Those targeted include opposition party members, political activists and lawyers, Amnesty said.

“The Tunisian authorities have already done enough damage to the right to freedom of expression and the rule of law by arbitrarily detaining dissidents on unfounded accusations,” Heba Morayef, Amnesty International’s director for the Middle East and North Africa, said in a statement on Tuesday.

“They should urgently close this investigation, immediately release all those who have been detained in relation to it and end their instrumentalization of the judiciary as a tool of repression,” she said.

As Saeid’s authoritarian shift deepens, here’s a list of some prominent opposition figures targeted in recent months and the charges they face:

Rached Ghannouchi

  • Head of the Ennahdha party
  • Arrested on April 17 for “inciting statements”, authorities said, ostensibly in a video in which he made comments warning of the potential for civil war if Tunisia’s various political currents, including political Islam and leftists, were excluded from Tunisia’s political fabric
  • Charged with conspiracy against state security
  • Kept in prison in pre-trial detention
  • Has been questioned in relation to 19 investigations in the past 18 months, according to HRW

Ali Laarayedh

  • Vice president of Ennahdha and former prime minister
  • Faces prosecution for not adequately combating hardline groups and violence when in office from 2011 to 2014, according to HRW
  • Held since December without being taken before a judge

Nourredine Bhiri

  • A deputy head of the Ennahdha party and former justice minister
  • Arrested on February 13 for trying to “change the nature of the state”, his lawyer Amine Bouker told HRW
  • The charge stems from a Facebook post urging Tunisians to demonstrate against Saied on January 14, the anniversary of the day former Tunisian President Zine El Abidine Ben Ali was overthrown.
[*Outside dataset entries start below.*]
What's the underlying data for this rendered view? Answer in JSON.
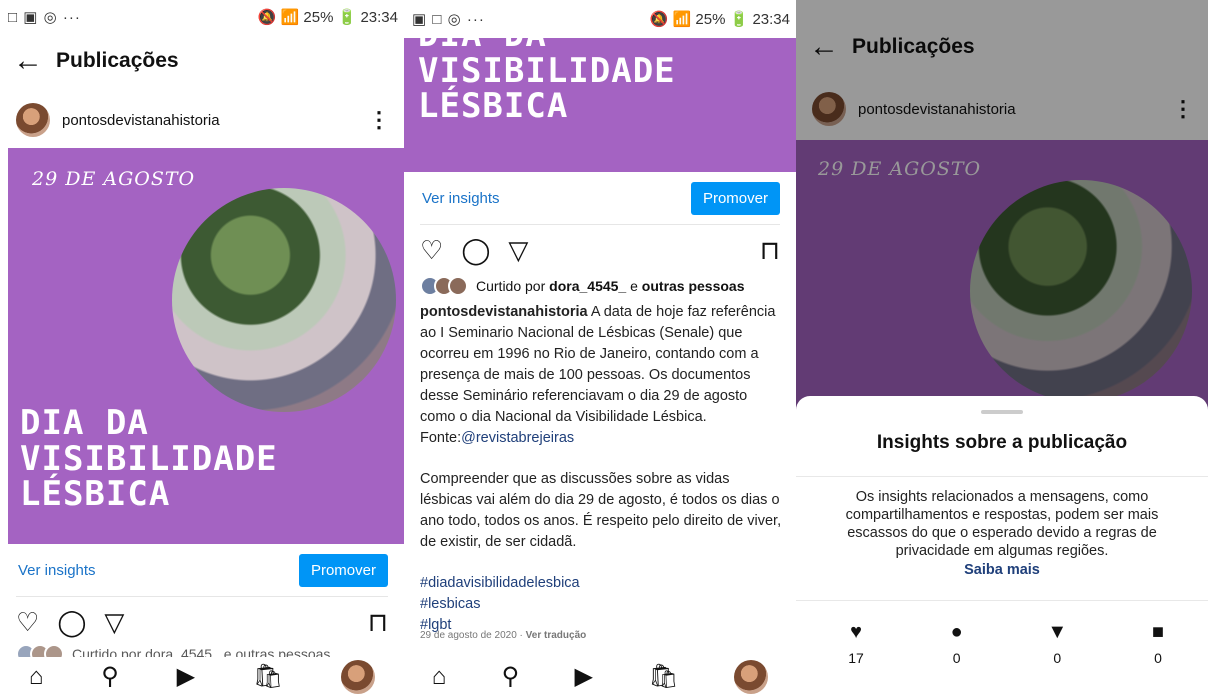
{
  "status": {
    "left_icons": "□ ▣ ◎ ···",
    "right": "🔕 📶 25% 🔋 23:34"
  },
  "status2": {
    "left_icons": "▣ □ ◎ ···",
    "right": "🔕 📶 25% 🔋 23:34"
  },
  "header": {
    "title": "Publicações",
    "back_icon": "←"
  },
  "profile": {
    "username": "pontosdevistanahistoria",
    "more_icon": "⋮"
  },
  "post": {
    "date": "29 DE AGOSTO",
    "line1": "DIA DA",
    "line2": "VISIBILIDADE",
    "line3": "LÉSBICA",
    "bg_color": "#a463c2"
  },
  "insights_link": "Ver insights",
  "promote": "Promover",
  "icons": {
    "like": "♡",
    "comment": "◯",
    "share": "▽",
    "save": "⊓"
  },
  "liked_by": {
    "prefix": "Curtido por",
    "user": "dora_4545_",
    "mid": "e",
    "rest": "outras pessoas"
  },
  "caption": {
    "user": "pontosdevistanahistoria",
    "p1": "A data de hoje faz referência ao I Seminario Nacional de Lésbicas (Senale) que ocorreu em 1996 no Rio de Janeiro, contando com a presença de mais de 100 pessoas. Os documentos desse Seminário referenciavam o dia 29 de agosto como o dia Nacional da Visibilidade Lésbica.",
    "source_prefix": "Fonte:",
    "source_handle": "@revistabrejeiras",
    "p2": "Compreender que as discussões sobre as vidas lésbicas vai além do dia 29 de agosto, é todos os dias o ano todo, todos os anos. É respeito pelo direito de viver, de existir, de ser cidadã.",
    "tag1": "#diadavisibilidadelesbica",
    "tag2": "#lesbicas",
    "tag3": "#lgbt",
    "date_line": "29 de agosto de 2020 ·",
    "translate": "Ver tradução"
  },
  "partial_liked": "Curtido por dora_4545_ e outras pessoas",
  "nav": {
    "home": "⌂",
    "search": "⚲",
    "reels": "▶",
    "shop": "🛍"
  },
  "sheet": {
    "title": "Insights sobre a publicação",
    "body": "Os insights relacionados a mensagens, como compartilhamentos e respostas, podem ser mais escassos do que o esperado devido a regras de privacidade em algumas regiões.",
    "learn_more": "Saiba mais",
    "stats": [
      {
        "icon": "♥",
        "value": "17"
      },
      {
        "icon": "●",
        "value": "0"
      },
      {
        "icon": "▼",
        "value": "0"
      },
      {
        "icon": "■",
        "value": "0"
      }
    ]
  }
}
His lawyers said he did not write the post, according to HRW.

Said Ferjani

  • An Ennahdha leader who was in parliament before it was dissolved by Saied
  • Arrested on February 27 in an investigation of the digital content production company Instalingo, according to HRW
  • The state prosecutor has accused Instalingo of inciting violence and slandering Saied, HRW said.
  • His family and lawyer have told HRW that he is not affiliated with the company.

Mohamed Mzoughi
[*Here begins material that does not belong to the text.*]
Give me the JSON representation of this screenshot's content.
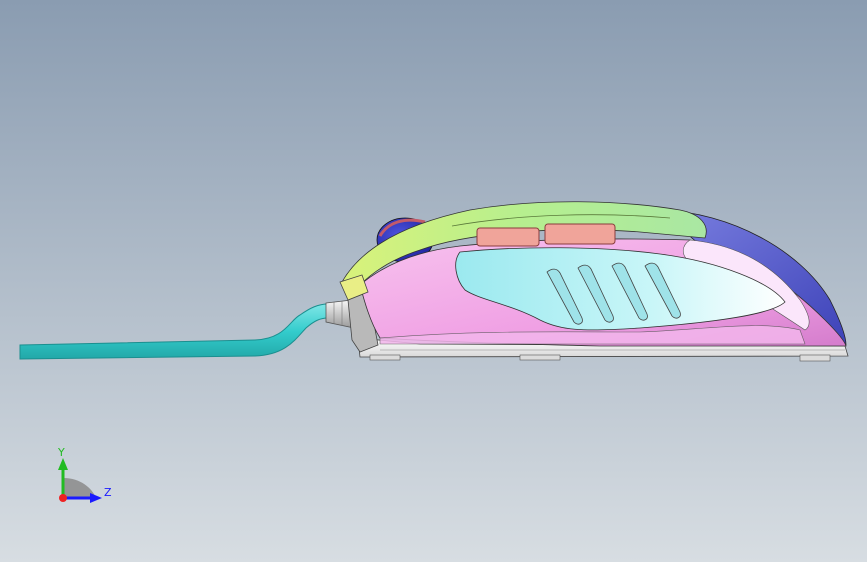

  • Ennahdha’s head of public relations
  • Arrested on March 9 on charges that include conspiracy against state security and “terrorism”-related charges for an alleged role in managing social media pages critical of Saied’s rule, according to HRW

Mohamed Saleh Bouallagui
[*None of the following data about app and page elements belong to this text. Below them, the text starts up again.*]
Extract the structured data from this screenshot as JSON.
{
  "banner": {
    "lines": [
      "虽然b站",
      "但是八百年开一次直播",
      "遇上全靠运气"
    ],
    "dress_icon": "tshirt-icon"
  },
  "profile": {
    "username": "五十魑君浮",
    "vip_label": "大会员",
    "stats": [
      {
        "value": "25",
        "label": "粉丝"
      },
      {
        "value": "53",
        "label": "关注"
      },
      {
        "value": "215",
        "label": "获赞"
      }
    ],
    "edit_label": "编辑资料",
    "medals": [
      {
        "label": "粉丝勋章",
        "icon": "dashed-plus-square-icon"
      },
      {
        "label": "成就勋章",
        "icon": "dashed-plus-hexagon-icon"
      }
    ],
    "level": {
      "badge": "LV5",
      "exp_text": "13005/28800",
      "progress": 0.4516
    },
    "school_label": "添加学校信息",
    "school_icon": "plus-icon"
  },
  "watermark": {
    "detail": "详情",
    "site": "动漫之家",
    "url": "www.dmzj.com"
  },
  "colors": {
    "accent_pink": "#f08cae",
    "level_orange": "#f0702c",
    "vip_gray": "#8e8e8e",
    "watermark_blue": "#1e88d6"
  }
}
  • Ennahdha’s general secretary
  • Arrested on March 10 on charges that include conspiracy against state security and “terrorism”-related charges for an alleged role in managing social media pages critical of Saied’s rule, the same charges as Mzoughi, according to HRW

Mohamed Ben Salem

  • A former Ennahdha leader and former minister of agriculture
  • Arrested on March 3 and accused of “forming an organization aiming to prepare and commit the crime of illegally leaving the Tunisian territory” and “holding sums of money in foreign currency”, according to HRW
  • Has lost his ability to walk and has had two strokes since his arrest, his family and lawyer told HRW

Ayachi Hammami

  • A lawyer who has represented opposition leaders being investigated in the case targeting 17 people for conspiracy, according to Amnesty
  • Is now among the accused in that case
  • Is also being investigated under a cybercrime law for publicly criticising authorities, according to Amnesty

Bochra Belhaj Hamida

  • A feminist lawyer and co-founder and former president of the Tunisian Association of Democratic Women
  • Former politician in the Assembly of the People’s Representatives, Tunisia’s legislative branch of government
  • Among the 17 accused in the criminal conspiracy investigation

Nejib Chebbi

  • Leader of Tunisia’s National Salvation Front, an opposition alliance co-founded by Ennahdha
  • Has organised regular protests against Saied for months
  • Among the 17 accused in the criminal conspiracy investigation
  • Also under investigation since January alongside other activists accused of assaulting public security officers and insulting the president
Source: Al Jazeera and news agencies